TASK. Which lines of the records contain "Réflexe"? Collect every one of them.

RECORDED DATA.

- Opening Delimiter -

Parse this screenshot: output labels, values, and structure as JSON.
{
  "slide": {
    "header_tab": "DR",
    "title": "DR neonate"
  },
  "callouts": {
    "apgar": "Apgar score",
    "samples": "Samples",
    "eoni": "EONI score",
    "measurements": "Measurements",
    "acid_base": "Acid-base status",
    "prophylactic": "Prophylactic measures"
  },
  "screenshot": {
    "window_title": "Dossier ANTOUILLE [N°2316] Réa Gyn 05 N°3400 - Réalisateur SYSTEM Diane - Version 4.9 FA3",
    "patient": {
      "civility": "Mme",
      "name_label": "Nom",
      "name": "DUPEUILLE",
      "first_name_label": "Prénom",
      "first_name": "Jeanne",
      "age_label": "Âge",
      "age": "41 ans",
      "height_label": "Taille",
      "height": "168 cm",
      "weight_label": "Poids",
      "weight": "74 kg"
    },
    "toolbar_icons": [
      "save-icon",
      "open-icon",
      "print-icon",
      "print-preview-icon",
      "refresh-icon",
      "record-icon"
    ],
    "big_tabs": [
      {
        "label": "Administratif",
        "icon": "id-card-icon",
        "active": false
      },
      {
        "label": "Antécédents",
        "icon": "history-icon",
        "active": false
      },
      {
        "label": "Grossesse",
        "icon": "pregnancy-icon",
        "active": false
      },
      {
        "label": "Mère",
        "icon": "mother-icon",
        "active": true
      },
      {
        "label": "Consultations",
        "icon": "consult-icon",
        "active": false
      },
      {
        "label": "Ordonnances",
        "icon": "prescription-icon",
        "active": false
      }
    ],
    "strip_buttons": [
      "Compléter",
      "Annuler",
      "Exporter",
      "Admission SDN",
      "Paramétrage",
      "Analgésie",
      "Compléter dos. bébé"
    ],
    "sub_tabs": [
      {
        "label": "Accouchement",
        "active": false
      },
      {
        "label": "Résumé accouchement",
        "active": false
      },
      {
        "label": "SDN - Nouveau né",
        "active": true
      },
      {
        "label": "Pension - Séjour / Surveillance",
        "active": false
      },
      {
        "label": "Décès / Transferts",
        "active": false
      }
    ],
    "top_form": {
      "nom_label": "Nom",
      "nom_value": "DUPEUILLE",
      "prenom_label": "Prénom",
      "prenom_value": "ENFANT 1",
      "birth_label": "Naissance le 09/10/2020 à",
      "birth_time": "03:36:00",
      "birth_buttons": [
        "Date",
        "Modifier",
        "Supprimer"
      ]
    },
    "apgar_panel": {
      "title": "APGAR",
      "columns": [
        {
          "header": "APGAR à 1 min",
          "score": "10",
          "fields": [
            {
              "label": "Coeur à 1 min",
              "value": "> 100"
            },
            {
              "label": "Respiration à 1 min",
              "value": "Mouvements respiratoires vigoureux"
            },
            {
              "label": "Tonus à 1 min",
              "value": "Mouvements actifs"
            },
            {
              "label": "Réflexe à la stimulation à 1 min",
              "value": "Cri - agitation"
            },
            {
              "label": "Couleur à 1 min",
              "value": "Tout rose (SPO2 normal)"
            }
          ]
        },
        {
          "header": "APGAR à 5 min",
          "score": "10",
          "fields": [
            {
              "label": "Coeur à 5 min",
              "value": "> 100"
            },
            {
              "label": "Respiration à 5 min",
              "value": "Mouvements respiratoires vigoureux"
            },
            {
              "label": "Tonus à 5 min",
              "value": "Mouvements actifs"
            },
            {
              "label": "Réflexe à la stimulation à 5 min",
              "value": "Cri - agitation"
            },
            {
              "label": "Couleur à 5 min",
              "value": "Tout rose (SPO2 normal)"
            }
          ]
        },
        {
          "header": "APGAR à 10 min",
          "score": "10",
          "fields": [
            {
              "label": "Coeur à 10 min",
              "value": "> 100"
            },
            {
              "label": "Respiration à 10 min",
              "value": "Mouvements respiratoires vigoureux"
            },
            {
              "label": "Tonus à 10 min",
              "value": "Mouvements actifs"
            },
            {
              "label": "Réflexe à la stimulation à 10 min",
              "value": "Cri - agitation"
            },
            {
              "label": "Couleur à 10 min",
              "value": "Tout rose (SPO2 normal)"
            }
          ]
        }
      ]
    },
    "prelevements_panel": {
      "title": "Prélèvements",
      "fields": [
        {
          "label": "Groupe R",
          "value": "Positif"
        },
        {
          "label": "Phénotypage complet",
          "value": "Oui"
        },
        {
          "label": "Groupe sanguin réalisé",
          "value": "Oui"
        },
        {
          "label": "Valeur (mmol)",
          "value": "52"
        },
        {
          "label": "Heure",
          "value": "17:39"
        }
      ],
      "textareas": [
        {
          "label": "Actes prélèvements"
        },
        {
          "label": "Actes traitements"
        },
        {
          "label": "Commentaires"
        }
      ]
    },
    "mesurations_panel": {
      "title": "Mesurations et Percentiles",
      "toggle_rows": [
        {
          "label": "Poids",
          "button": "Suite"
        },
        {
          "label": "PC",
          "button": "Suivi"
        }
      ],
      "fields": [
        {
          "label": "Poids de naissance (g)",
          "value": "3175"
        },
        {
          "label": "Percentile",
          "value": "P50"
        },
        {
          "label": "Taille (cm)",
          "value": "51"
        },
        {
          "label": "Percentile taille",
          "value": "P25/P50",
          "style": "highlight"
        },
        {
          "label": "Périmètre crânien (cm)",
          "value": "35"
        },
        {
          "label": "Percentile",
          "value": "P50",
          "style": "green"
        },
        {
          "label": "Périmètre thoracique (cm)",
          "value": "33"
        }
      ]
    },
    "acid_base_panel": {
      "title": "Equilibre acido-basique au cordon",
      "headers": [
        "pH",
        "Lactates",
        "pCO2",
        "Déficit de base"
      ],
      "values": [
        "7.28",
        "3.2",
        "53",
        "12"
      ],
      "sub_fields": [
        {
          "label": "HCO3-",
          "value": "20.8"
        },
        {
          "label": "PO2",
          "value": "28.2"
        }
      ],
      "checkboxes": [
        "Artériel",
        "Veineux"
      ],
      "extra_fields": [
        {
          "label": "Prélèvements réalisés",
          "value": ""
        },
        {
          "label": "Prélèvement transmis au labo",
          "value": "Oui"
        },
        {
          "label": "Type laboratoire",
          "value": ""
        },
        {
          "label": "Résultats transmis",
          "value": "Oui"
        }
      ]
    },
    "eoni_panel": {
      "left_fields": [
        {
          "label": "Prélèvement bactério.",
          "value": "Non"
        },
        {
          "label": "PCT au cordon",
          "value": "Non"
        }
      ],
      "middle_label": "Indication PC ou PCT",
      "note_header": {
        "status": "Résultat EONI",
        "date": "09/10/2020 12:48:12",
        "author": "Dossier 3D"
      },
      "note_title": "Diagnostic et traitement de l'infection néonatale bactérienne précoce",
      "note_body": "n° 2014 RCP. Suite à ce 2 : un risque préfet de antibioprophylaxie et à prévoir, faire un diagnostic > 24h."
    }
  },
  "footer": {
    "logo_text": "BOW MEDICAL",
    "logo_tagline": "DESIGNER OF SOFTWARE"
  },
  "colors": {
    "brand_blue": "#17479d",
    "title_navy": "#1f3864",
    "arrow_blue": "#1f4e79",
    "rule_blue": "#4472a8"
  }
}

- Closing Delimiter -

COMPLETED TASK.
              "label": "Réflexe à la stimulation à 1 min",
              "label": "Réflexe à la stimulation à 5 min",
              "label": "Réflexe à la stimulation à 10 min",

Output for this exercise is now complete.